◆ WHAT IS BEING ASKED: Every line in the entries that holds "trialList" should be identified and copied.

Element data from apps and pages:

____

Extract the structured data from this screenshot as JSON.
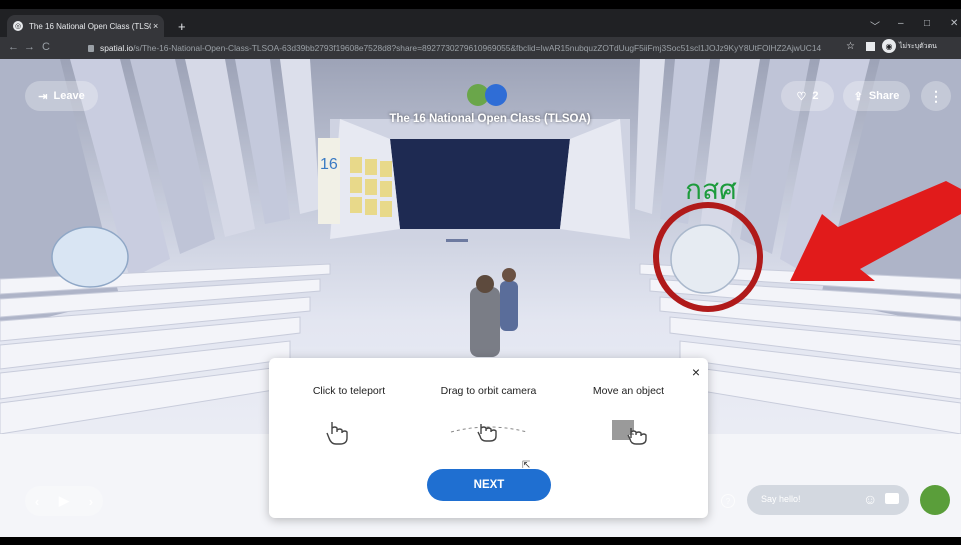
{
  "browser": {
    "tab_title": "The 16 National Open Class (TLSOA)",
    "tab_close": "×",
    "new_tab": "+",
    "url_host": "spatial.io",
    "url_path": "/s/The-16-National-Open-Class-TLSOA-63d39bb2793f19608e7528d8?share=8927730279610969055&fbclid=IwAR15nubquzZOTdUugF5iiFmj3Soc51scl1JOJz9KyY8UtFOlHZ2AjwUC14",
    "profile_name": "ไม่ระบุตัวตน",
    "window_controls": [
      "﹀",
      "–",
      "□",
      "✕"
    ]
  },
  "toolbar": {
    "leave_label": "Leave",
    "likes_count": "2",
    "share_label": "Share",
    "more_glyph": "⋮"
  },
  "room": {
    "title": "The 16 National Open Class (TLSOA)",
    "sign_text": "กสศ",
    "poster_number": "16"
  },
  "hint_dialog": {
    "close": "×",
    "hints": [
      {
        "label": "Click to teleport",
        "icon": "hand-pointer-icon"
      },
      {
        "label": "Drag to orbit camera",
        "icon": "drag-orbit-icon"
      },
      {
        "label": "Move an object",
        "icon": "move-object-icon"
      }
    ],
    "next_label": "NEXT"
  },
  "chat": {
    "placeholder": "Say hello!",
    "help": "?"
  },
  "annotation": {
    "circle_color": "#b01a1a",
    "arrow_color": "#e11b1b"
  },
  "colors": {
    "next_button": "#1f6fd1"
  }
}
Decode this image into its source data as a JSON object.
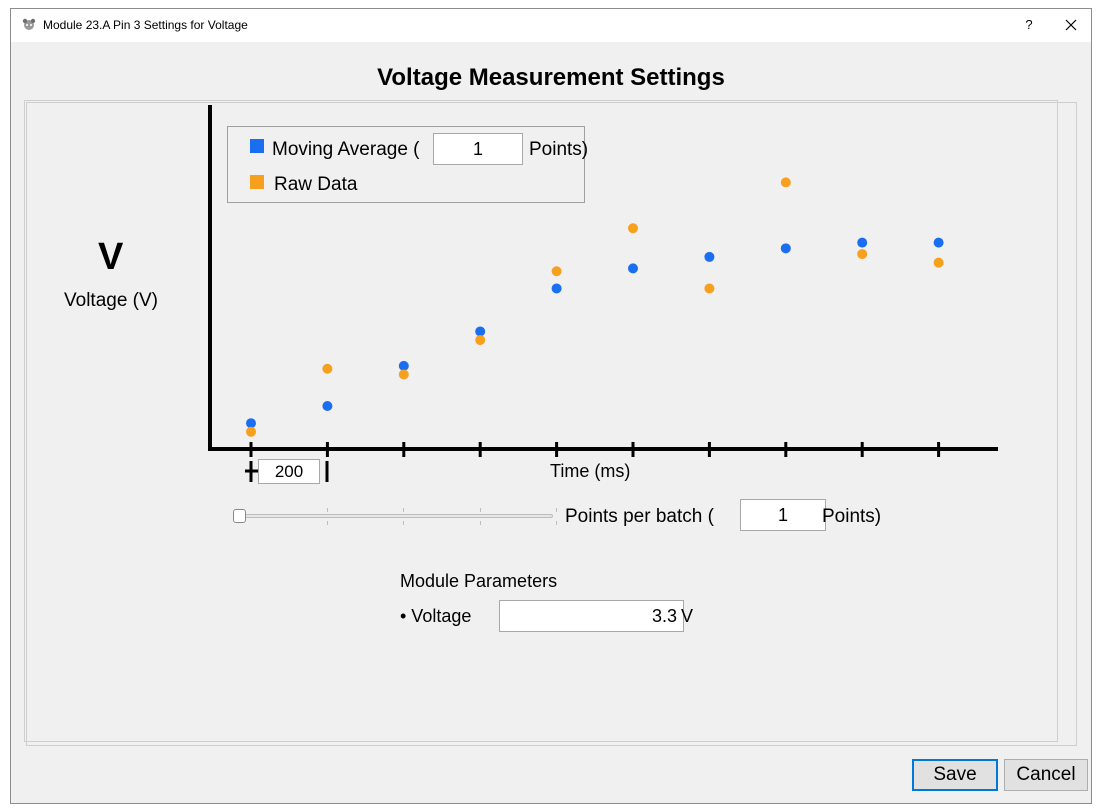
{
  "window": {
    "title": "Module 23.A Pin 3 Settings for Voltage",
    "help_label": "?",
    "close_label": "✕"
  },
  "header": {
    "title": "Voltage Measurement Settings"
  },
  "chart": {
    "unit_symbol": "V",
    "unit_label": "Voltage (V)",
    "xlabel": "Time (ms)",
    "legend": {
      "moving_average_prefix": "Moving Average (",
      "moving_average_points": "1",
      "moving_average_suffix": "Points)",
      "raw_data_label": "Raw Data"
    },
    "time_scale_value": "200"
  },
  "chart_data": {
    "type": "scatter",
    "xlabel": "Time (ms)",
    "ylabel": "Voltage (V)",
    "x": [
      1,
      2,
      3,
      4,
      5,
      6,
      7,
      8,
      9,
      10
    ],
    "series": [
      {
        "name": "Moving Average",
        "color": "#1a6ff0",
        "values": [
          0.9,
          1.5,
          2.9,
          4.1,
          5.6,
          6.3,
          6.7,
          7.0,
          7.2,
          7.2
        ]
      },
      {
        "name": "Raw Data",
        "color": "#f7a01e",
        "values": [
          0.6,
          2.8,
          2.6,
          3.8,
          6.2,
          7.7,
          5.6,
          9.3,
          6.8,
          6.5
        ]
      }
    ],
    "ylim": [
      0,
      12
    ],
    "grid": false,
    "legend_position": "top-left"
  },
  "batch": {
    "label": "Points per batch (",
    "value": "1",
    "suffix": "Points)"
  },
  "module_params": {
    "heading": "Module Parameters",
    "voltage_label": "• Voltage",
    "voltage_value": "3.3",
    "voltage_unit": "V"
  },
  "buttons": {
    "save": "Save",
    "cancel": "Cancel"
  },
  "colors": {
    "accent": "#0078d7",
    "moving_average": "#1a6ff0",
    "raw_data": "#f7a01e"
  }
}
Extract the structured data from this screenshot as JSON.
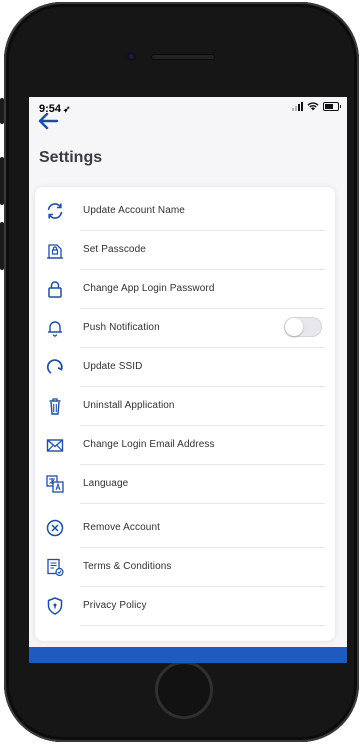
{
  "status_bar": {
    "time": "9:54",
    "location_glyph": "➶"
  },
  "header": {
    "back_icon": "arrow-left-icon",
    "title": "Settings"
  },
  "colors": {
    "accent": "#1f5bbf",
    "icon_blue": "#1f4ea0",
    "background": "#f6f6f8"
  },
  "settings": {
    "items": [
      {
        "label": "Update Account Name",
        "icon": "refresh-icon"
      },
      {
        "label": "Set Passcode",
        "icon": "passcode-icon"
      },
      {
        "label": "Change App Login Password",
        "icon": "lock-icon"
      },
      {
        "label": "Push Notification",
        "icon": "bell-icon",
        "toggle_on": false
      },
      {
        "label": "Update SSID",
        "icon": "rotate-icon"
      },
      {
        "label": "Uninstall Application",
        "icon": "trash-icon"
      },
      {
        "label": "Change Login Email Address",
        "icon": "envelope-icon"
      },
      {
        "label": "Language",
        "icon": "language-icon"
      },
      {
        "label": "Remove Account",
        "icon": "remove-circle-icon"
      },
      {
        "label": "Terms & Conditions",
        "icon": "document-check-icon"
      },
      {
        "label": "Privacy Policy",
        "icon": "shield-icon"
      }
    ]
  }
}
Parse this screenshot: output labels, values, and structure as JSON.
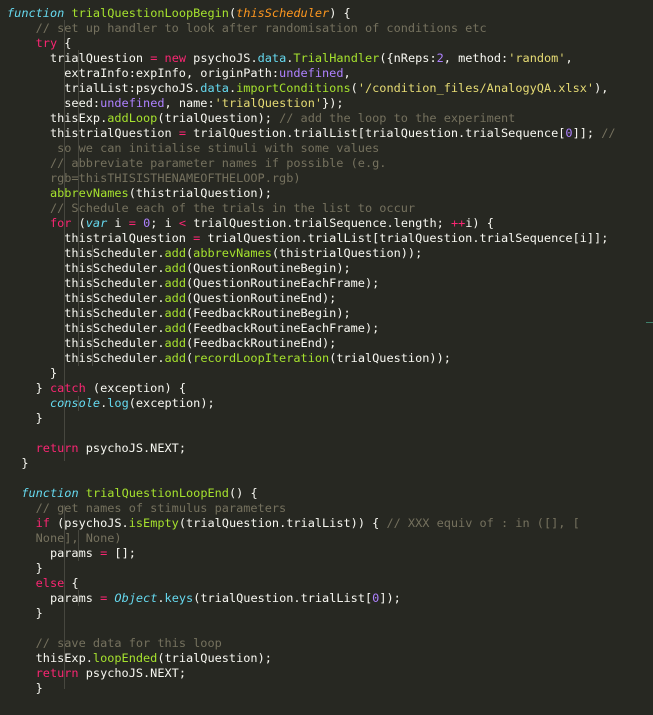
{
  "editor": {
    "language": "javascript",
    "theme": "monokai",
    "lines": [
      {
        "tokens": [
          [
            "storage",
            "function"
          ],
          [
            "plain",
            " "
          ],
          [
            "funcname",
            "trialQuestionLoopBegin"
          ],
          [
            "plain",
            "("
          ],
          [
            "param",
            "thisScheduler"
          ],
          [
            "plain",
            ") {"
          ]
        ]
      },
      {
        "tokens": [
          [
            "plain",
            "    "
          ],
          [
            "comment",
            "// set up handler to look after randomisation of conditions etc"
          ]
        ]
      },
      {
        "tokens": [
          [
            "plain",
            "    "
          ],
          [
            "keyword",
            "try"
          ],
          [
            "plain",
            " {"
          ]
        ]
      },
      {
        "tokens": [
          [
            "plain",
            "      trialQuestion "
          ],
          [
            "keyword",
            "="
          ],
          [
            "plain",
            " "
          ],
          [
            "keyword",
            "new"
          ],
          [
            "plain",
            " psychoJS."
          ],
          [
            "prop",
            "data"
          ],
          [
            "plain",
            "."
          ],
          [
            "classname",
            "TrialHandler"
          ],
          [
            "plain",
            "({nReps:"
          ],
          [
            "number",
            "2"
          ],
          [
            "plain",
            ", method:"
          ],
          [
            "string",
            "'random'"
          ],
          [
            "plain",
            ","
          ]
        ]
      },
      {
        "tokens": [
          [
            "plain",
            "        extraInfo:expInfo, originPath:"
          ],
          [
            "const",
            "undefined"
          ],
          [
            "plain",
            ","
          ]
        ]
      },
      {
        "tokens": [
          [
            "plain",
            "        trialList:psychoJS."
          ],
          [
            "prop",
            "data"
          ],
          [
            "plain",
            "."
          ],
          [
            "funcname",
            "importConditions"
          ],
          [
            "plain",
            "("
          ],
          [
            "string",
            "'/condition_files/AnalogyQA.xlsx'"
          ],
          [
            "plain",
            "),"
          ]
        ]
      },
      {
        "tokens": [
          [
            "plain",
            "        seed:"
          ],
          [
            "const",
            "undefined"
          ],
          [
            "plain",
            ", name:"
          ],
          [
            "string",
            "'trialQuestion'"
          ],
          [
            "plain",
            "});"
          ]
        ]
      },
      {
        "tokens": [
          [
            "plain",
            "      thisExp."
          ],
          [
            "funcname",
            "addLoop"
          ],
          [
            "plain",
            "(trialQuestion); "
          ],
          [
            "comment",
            "// add the loop to the experiment"
          ]
        ]
      },
      {
        "tokens": [
          [
            "plain",
            "      thistrialQuestion "
          ],
          [
            "keyword",
            "="
          ],
          [
            "plain",
            " trialQuestion.trialList[trialQuestion.trialSequence["
          ],
          [
            "number",
            "0"
          ],
          [
            "plain",
            "]]; "
          ],
          [
            "comment",
            "//"
          ]
        ]
      },
      {
        "tokens": [
          [
            "comment",
            "       so we can initialise stimuli with some values"
          ]
        ]
      },
      {
        "tokens": [
          [
            "plain",
            "      "
          ],
          [
            "comment",
            "// abbreviate parameter names if possible (e.g."
          ]
        ]
      },
      {
        "tokens": [
          [
            "comment",
            "      rgb=thisTHISISTHENAMEOFTHELOOP.rgb)"
          ]
        ]
      },
      {
        "tokens": [
          [
            "plain",
            "      "
          ],
          [
            "funcname",
            "abbrevNames"
          ],
          [
            "plain",
            "(thistrialQuestion);"
          ]
        ]
      },
      {
        "tokens": [
          [
            "plain",
            "      "
          ],
          [
            "comment",
            "// Schedule each of the trials in the list to occur"
          ]
        ]
      },
      {
        "tokens": [
          [
            "plain",
            "      "
          ],
          [
            "keyword",
            "for"
          ],
          [
            "plain",
            " ("
          ],
          [
            "storage",
            "var"
          ],
          [
            "plain",
            " i "
          ],
          [
            "keyword",
            "="
          ],
          [
            "plain",
            " "
          ],
          [
            "number",
            "0"
          ],
          [
            "plain",
            "; i "
          ],
          [
            "keyword",
            "<"
          ],
          [
            "plain",
            " trialQuestion.trialSequence.length; "
          ],
          [
            "keyword",
            "++"
          ],
          [
            "plain",
            "i) {"
          ]
        ]
      },
      {
        "tokens": [
          [
            "plain",
            "        thistrialQuestion "
          ],
          [
            "keyword",
            "="
          ],
          [
            "plain",
            " trialQuestion.trialList[trialQuestion.trialSequence[i]];"
          ]
        ]
      },
      {
        "tokens": [
          [
            "plain",
            "        thisScheduler."
          ],
          [
            "funcname",
            "add"
          ],
          [
            "plain",
            "("
          ],
          [
            "funcname",
            "abbrevNames"
          ],
          [
            "plain",
            "(thistrialQuestion));"
          ]
        ]
      },
      {
        "tokens": [
          [
            "plain",
            "        thisScheduler."
          ],
          [
            "funcname",
            "add"
          ],
          [
            "plain",
            "(QuestionRoutineBegin);"
          ]
        ]
      },
      {
        "tokens": [
          [
            "plain",
            "        thisScheduler."
          ],
          [
            "funcname",
            "add"
          ],
          [
            "plain",
            "(QuestionRoutineEachFrame);"
          ]
        ]
      },
      {
        "tokens": [
          [
            "plain",
            "        thisScheduler."
          ],
          [
            "funcname",
            "add"
          ],
          [
            "plain",
            "(QuestionRoutineEnd);"
          ]
        ]
      },
      {
        "tokens": [
          [
            "plain",
            "        thisScheduler."
          ],
          [
            "funcname",
            "add"
          ],
          [
            "plain",
            "(FeedbackRoutineBegin);"
          ]
        ]
      },
      {
        "tokens": [
          [
            "plain",
            "        thisScheduler."
          ],
          [
            "funcname",
            "add"
          ],
          [
            "plain",
            "(FeedbackRoutineEachFrame);"
          ]
        ]
      },
      {
        "tokens": [
          [
            "plain",
            "        thisScheduler."
          ],
          [
            "funcname",
            "add"
          ],
          [
            "plain",
            "(FeedbackRoutineEnd);"
          ]
        ]
      },
      {
        "tokens": [
          [
            "plain",
            "        thisScheduler."
          ],
          [
            "funcname",
            "add"
          ],
          [
            "plain",
            "("
          ],
          [
            "funcname",
            "recordLoopIteration"
          ],
          [
            "plain",
            "(trialQuestion));"
          ]
        ]
      },
      {
        "tokens": [
          [
            "plain",
            "      }"
          ]
        ]
      },
      {
        "tokens": [
          [
            "plain",
            "    } "
          ],
          [
            "keyword",
            "catch"
          ],
          [
            "plain",
            " (exception) {"
          ]
        ]
      },
      {
        "tokens": [
          [
            "plain",
            "      "
          ],
          [
            "builtin",
            "console"
          ],
          [
            "plain",
            "."
          ],
          [
            "prop",
            "log"
          ],
          [
            "plain",
            "(exception);"
          ]
        ]
      },
      {
        "tokens": [
          [
            "plain",
            "    }"
          ]
        ]
      },
      {
        "tokens": []
      },
      {
        "tokens": [
          [
            "plain",
            "    "
          ],
          [
            "keyword",
            "return"
          ],
          [
            "plain",
            " psychoJS.NEXT;"
          ]
        ]
      },
      {
        "tokens": [
          [
            "plain",
            "  }"
          ]
        ]
      },
      {
        "tokens": []
      },
      {
        "tokens": [
          [
            "plain",
            "  "
          ],
          [
            "storage",
            "function"
          ],
          [
            "plain",
            " "
          ],
          [
            "funcname",
            "trialQuestionLoopEnd"
          ],
          [
            "plain",
            "() {"
          ]
        ]
      },
      {
        "tokens": [
          [
            "plain",
            "    "
          ],
          [
            "comment",
            "// get names of stimulus parameters"
          ]
        ]
      },
      {
        "tokens": [
          [
            "plain",
            "    "
          ],
          [
            "keyword",
            "if"
          ],
          [
            "plain",
            " (psychoJS."
          ],
          [
            "funcname",
            "isEmpty"
          ],
          [
            "plain",
            "(trialQuestion.trialList)) { "
          ],
          [
            "comment",
            "// XXX equiv of : in ([], ["
          ]
        ]
      },
      {
        "tokens": [
          [
            "comment",
            "    None], None)"
          ]
        ]
      },
      {
        "tokens": [
          [
            "plain",
            "      params "
          ],
          [
            "keyword",
            "="
          ],
          [
            "plain",
            " [];"
          ]
        ]
      },
      {
        "tokens": [
          [
            "plain",
            "    }"
          ]
        ]
      },
      {
        "tokens": [
          [
            "plain",
            "    "
          ],
          [
            "keyword",
            "else"
          ],
          [
            "plain",
            " {"
          ]
        ]
      },
      {
        "tokens": [
          [
            "plain",
            "      params "
          ],
          [
            "keyword",
            "="
          ],
          [
            "plain",
            " "
          ],
          [
            "builtin",
            "Object"
          ],
          [
            "plain",
            "."
          ],
          [
            "prop",
            "keys"
          ],
          [
            "plain",
            "(trialQuestion.trialList["
          ],
          [
            "number",
            "0"
          ],
          [
            "plain",
            "]);"
          ]
        ]
      },
      {
        "tokens": [
          [
            "plain",
            "    }"
          ]
        ]
      },
      {
        "tokens": []
      },
      {
        "tokens": [
          [
            "plain",
            "    "
          ],
          [
            "comment",
            "// save data for this loop"
          ]
        ]
      },
      {
        "tokens": [
          [
            "plain",
            "    thisExp."
          ],
          [
            "funcname",
            "loopEnded"
          ],
          [
            "plain",
            "(trialQuestion);"
          ]
        ]
      },
      {
        "tokens": [
          [
            "plain",
            "    "
          ],
          [
            "keyword",
            "return"
          ],
          [
            "plain",
            " psychoJS.NEXT;"
          ]
        ]
      },
      {
        "tokens": [
          [
            "plain",
            "    }"
          ]
        ]
      }
    ]
  }
}
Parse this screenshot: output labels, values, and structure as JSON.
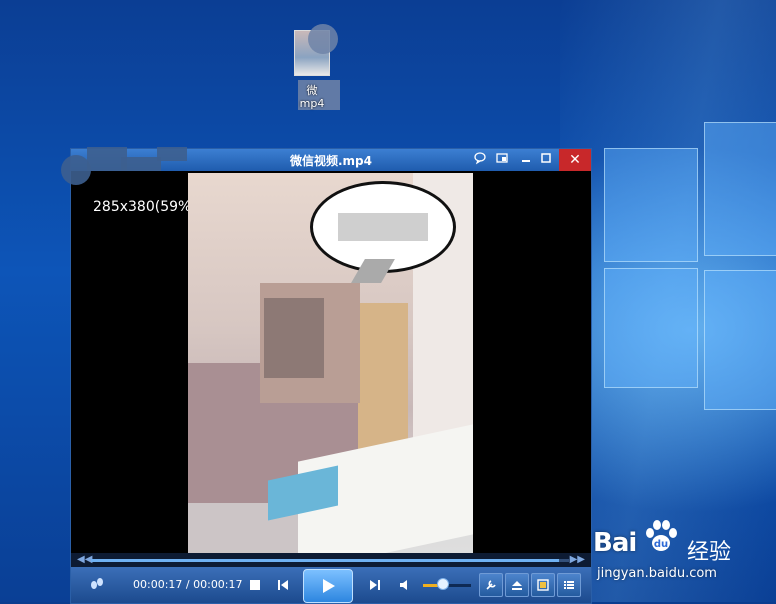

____

◆ OUTPUT FOR THIS EXERCISE:
            "        trialList:psychoJS."
            " trialQuestion.trialList[trialQuestion.trialSequence["
            " trialQuestion.trialList[trialQuestion.trialSequence[i]];"
            "(trialQuestion.trialList)) { "
            "(trialQuestion.trialList["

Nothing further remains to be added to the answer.